Remittances of savings by employees of the Company, since most employees
preferred to invest at home.
Remittances for purchase of British goods for the consumption of British
employees as well as purchases by them of British goods in India.
Government purchase of stores manufactured in Britain.
Interest charges on public debt held in Britain (excluding interest payments
on railway loans and debts incurred for productive works).
In addition, the government of India had to make huge payments to people in
England on account of political, administrative and commercial connections
established between India and England. These commitments were called
‘Home Charges’. They included:
Interest on public debt raised in England at comparatively higher rates;
Annuities on account of railway and irrigation works;
Payments in connection with civil departments where Englishmen were
employed;
India Office expenses including pensions to retired officials who had worked
in India or who had worked for India in England and retired there, pensions
to army and naval personnel, and their furlough allowances.
Estimate of the Drain
It is impossible to accurately measure the amount of drain which in the form
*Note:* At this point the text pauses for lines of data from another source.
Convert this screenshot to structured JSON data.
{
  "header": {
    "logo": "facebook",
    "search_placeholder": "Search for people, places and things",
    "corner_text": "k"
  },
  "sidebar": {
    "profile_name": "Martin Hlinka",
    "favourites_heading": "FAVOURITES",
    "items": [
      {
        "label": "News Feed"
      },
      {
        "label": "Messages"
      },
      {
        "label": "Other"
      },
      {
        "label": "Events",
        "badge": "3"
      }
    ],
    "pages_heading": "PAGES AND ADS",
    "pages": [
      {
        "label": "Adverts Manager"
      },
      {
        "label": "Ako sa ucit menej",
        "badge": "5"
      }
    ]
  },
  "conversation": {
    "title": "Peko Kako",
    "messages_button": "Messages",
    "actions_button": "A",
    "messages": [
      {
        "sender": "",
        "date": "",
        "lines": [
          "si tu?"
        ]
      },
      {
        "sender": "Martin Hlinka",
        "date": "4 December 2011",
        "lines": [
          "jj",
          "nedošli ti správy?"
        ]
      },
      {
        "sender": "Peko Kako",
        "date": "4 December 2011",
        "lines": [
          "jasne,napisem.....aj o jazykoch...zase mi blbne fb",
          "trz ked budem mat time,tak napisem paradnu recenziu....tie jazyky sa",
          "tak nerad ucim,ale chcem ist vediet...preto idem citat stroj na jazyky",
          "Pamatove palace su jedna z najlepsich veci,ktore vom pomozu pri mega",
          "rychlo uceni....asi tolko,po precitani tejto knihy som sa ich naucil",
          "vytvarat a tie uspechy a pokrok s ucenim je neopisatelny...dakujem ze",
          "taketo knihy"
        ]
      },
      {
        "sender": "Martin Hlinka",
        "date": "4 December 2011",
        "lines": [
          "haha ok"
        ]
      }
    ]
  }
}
of resources and gold bullion flowed from India into Great Britain during the
British rule. Some idea of the extent of the drain can be got by figures quoted
by some authors.
     Verelst estimated that within a period of just five years after the Battle of
Plassey, goods and bullion worth 4.94 million pounds sterling went out of the
country. I. C. Sinha stated that during 1757 and 1730 the amount of drain on
Bengal’s resources atone was something like 38 million pounds.
     With the available information, it was calculated that one-fourth of all the
revenues in India came to be annually remitted to England as Home Charges
alone.
     Different nationalist leaders made attempts to estimate the amount of the
drain annually flowing out of India into England. There is considerable